Asks you to compare Hand and somersault: Price trailing EPS P/E Hand $22 -$2.20 NA Somersault $10 -$1.25 NA That is the relevant info. How do you solve this? Use the E/P ratio. Which one would you prefer. E/P for hand is -.1 and E/P for somersault is -.125. Choose hand because its E/P is higher. Is my logic wrong or does CFAI want you to pick the more expensive stock that is bleeding money? How can it be right to recommend hand?

I just went back to read the section in CFAI, it says in terms of earnings yield, highest value will be the cheapest. That certainly doesn’t appear to be happening here. I guess relative to the other stock, it is losing less money for a given dollar

again don’t forget your math… -0.1 > -0.125. Closer to zero is HIGHER…

yeah doesnt seem right to me…I see where they are going, but it isnt logical… if hand were worth a $100 a share the E/P ratio would look even better… it would be -.00220 instead of -.100. and since -.00220 is a bigger number than -.100, lets pay $100 a share rather than $22 because the E.P is better… Can’t see this coming up on the test, but it makes me question CFAI’s logic and how carefully they proofread their books.

it is -0.1 and -0.125 right… so -0.1 is the bigger number…

Yes, he correctly chose hand. However, hand is more of an expensive stock purchase BUT in terms of how much somersault loses per unit dollar, it is less…

yeah that is right… but i can make -.1 even bigger id i raise the stock price to $100… then the ratio becomes -.0022 and the price rose $80 a share… its pointless arguing really, but seems pointless of cfa to use this a rationale for their answer… I get that the higher the ratio the better, but this doesnt seem to work with negatives so well…because you can always make the negative better by raising the denominator (i.e the stock price)

and how are you going to do that? with negative earnings when most of the value derivation is given by “Cash flows” – and you have none - or are in the Red on cash flows - how do you aim to increase the price???

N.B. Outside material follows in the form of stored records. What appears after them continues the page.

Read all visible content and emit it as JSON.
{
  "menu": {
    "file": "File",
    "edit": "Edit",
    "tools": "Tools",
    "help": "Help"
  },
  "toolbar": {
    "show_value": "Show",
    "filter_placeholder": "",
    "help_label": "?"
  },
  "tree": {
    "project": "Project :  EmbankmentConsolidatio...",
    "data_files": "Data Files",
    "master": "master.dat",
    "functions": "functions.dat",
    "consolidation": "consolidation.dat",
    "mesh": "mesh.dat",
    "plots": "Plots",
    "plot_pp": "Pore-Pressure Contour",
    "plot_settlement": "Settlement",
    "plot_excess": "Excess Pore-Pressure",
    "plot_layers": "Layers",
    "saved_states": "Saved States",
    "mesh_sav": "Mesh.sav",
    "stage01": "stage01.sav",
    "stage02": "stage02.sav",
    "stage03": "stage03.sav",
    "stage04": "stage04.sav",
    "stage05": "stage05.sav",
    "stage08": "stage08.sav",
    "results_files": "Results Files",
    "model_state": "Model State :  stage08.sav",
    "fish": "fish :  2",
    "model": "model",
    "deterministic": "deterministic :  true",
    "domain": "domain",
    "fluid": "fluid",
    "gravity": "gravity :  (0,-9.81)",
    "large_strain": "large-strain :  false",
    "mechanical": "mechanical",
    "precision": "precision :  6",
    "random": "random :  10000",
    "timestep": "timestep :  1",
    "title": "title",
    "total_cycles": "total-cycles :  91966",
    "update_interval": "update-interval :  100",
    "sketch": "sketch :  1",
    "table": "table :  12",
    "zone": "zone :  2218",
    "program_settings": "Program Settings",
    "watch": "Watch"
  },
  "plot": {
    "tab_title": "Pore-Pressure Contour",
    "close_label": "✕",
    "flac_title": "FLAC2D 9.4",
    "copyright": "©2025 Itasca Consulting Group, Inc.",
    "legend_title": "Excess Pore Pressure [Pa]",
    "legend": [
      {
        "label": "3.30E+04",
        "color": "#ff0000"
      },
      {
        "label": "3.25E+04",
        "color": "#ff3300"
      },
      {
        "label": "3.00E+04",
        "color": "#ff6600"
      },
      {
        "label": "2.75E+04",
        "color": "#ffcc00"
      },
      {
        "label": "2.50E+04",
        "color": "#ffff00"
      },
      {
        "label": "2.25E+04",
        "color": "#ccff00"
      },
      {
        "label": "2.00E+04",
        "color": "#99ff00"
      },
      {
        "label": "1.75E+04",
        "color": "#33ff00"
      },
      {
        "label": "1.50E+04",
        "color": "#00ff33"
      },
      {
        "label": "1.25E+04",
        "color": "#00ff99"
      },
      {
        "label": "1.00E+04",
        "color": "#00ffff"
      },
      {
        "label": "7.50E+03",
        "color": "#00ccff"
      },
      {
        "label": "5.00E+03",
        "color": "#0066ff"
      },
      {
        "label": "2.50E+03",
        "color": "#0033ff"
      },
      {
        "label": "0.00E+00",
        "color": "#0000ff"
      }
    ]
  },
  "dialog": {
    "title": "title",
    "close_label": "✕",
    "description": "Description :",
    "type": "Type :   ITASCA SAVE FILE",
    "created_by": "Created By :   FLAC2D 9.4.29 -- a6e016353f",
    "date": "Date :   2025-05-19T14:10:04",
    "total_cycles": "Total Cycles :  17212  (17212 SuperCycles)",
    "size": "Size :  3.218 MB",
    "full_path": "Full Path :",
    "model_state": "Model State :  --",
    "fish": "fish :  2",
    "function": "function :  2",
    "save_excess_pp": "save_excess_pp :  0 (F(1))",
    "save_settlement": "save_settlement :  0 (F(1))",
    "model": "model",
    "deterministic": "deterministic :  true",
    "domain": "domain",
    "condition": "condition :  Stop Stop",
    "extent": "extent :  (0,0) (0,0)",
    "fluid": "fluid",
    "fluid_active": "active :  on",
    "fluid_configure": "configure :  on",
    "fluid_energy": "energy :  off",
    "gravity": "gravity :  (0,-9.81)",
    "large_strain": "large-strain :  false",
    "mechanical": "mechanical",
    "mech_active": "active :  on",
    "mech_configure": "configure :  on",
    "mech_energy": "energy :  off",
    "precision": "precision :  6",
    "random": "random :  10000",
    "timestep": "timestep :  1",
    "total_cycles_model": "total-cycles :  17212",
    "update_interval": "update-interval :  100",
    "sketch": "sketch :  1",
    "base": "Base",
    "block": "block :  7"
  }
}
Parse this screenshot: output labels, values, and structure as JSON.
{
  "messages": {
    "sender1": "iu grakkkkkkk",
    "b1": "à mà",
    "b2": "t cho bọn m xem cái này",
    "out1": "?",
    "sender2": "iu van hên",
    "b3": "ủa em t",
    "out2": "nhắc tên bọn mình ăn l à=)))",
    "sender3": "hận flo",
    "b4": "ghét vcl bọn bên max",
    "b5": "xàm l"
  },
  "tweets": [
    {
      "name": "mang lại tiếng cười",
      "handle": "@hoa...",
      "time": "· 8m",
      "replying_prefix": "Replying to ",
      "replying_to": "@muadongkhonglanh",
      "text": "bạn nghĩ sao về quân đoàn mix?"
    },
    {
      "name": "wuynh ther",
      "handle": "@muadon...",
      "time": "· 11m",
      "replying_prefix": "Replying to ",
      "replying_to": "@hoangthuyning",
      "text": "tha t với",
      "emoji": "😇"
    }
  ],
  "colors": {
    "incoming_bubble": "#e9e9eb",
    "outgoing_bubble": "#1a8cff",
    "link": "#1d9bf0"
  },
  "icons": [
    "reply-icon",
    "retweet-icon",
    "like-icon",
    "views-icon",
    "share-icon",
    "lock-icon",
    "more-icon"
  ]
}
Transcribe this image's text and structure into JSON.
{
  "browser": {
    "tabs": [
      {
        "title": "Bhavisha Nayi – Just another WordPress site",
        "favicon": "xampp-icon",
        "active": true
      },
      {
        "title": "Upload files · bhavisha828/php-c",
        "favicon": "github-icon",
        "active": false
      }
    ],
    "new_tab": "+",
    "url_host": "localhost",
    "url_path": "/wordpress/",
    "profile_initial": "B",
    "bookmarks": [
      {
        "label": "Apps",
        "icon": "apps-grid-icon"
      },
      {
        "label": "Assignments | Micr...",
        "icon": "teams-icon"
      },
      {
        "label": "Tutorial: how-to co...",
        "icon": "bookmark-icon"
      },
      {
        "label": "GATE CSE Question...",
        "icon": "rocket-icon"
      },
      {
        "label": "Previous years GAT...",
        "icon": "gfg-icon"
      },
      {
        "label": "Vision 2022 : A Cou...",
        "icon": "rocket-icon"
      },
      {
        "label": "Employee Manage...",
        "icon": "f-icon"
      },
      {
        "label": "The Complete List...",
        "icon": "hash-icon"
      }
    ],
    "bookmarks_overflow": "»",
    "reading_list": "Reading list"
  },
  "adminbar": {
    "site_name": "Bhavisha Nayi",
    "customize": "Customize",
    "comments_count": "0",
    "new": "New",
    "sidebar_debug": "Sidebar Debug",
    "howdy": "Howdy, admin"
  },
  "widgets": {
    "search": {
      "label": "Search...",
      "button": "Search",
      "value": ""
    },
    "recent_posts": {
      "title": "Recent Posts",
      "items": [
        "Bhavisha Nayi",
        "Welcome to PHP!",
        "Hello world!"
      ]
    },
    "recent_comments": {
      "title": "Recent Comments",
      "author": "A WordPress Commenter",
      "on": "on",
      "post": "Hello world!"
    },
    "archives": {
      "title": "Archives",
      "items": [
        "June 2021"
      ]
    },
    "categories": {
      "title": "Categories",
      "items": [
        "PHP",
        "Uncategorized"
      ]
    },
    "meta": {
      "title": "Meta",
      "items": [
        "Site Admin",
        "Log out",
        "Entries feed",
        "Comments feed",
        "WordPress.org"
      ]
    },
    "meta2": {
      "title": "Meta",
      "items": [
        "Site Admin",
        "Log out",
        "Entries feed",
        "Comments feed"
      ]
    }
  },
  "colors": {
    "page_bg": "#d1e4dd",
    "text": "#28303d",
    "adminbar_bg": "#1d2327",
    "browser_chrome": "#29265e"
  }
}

I see your point Ali… that makes sense and is the concept that the cfai is trying to hammer home i guess… just dont why youd pay more to lose more in the real world

Yes, but it makes sense. Think of it this way: For a $100 per share stock price, that company is losing less money relative to the purchase price. Remember, the stock price per se really isn’t quintessential, you’ll just buy a lower number of shares to have an equal cost basis

CP I am not saying the company increases the price, but if the security is misvalued by the market to be worth $100 instead of $22, the E/P makes it look better

yeah im looking at it from the investor stand point Ali… but from a company perspective it is better to lose 2% then 10%, i see your point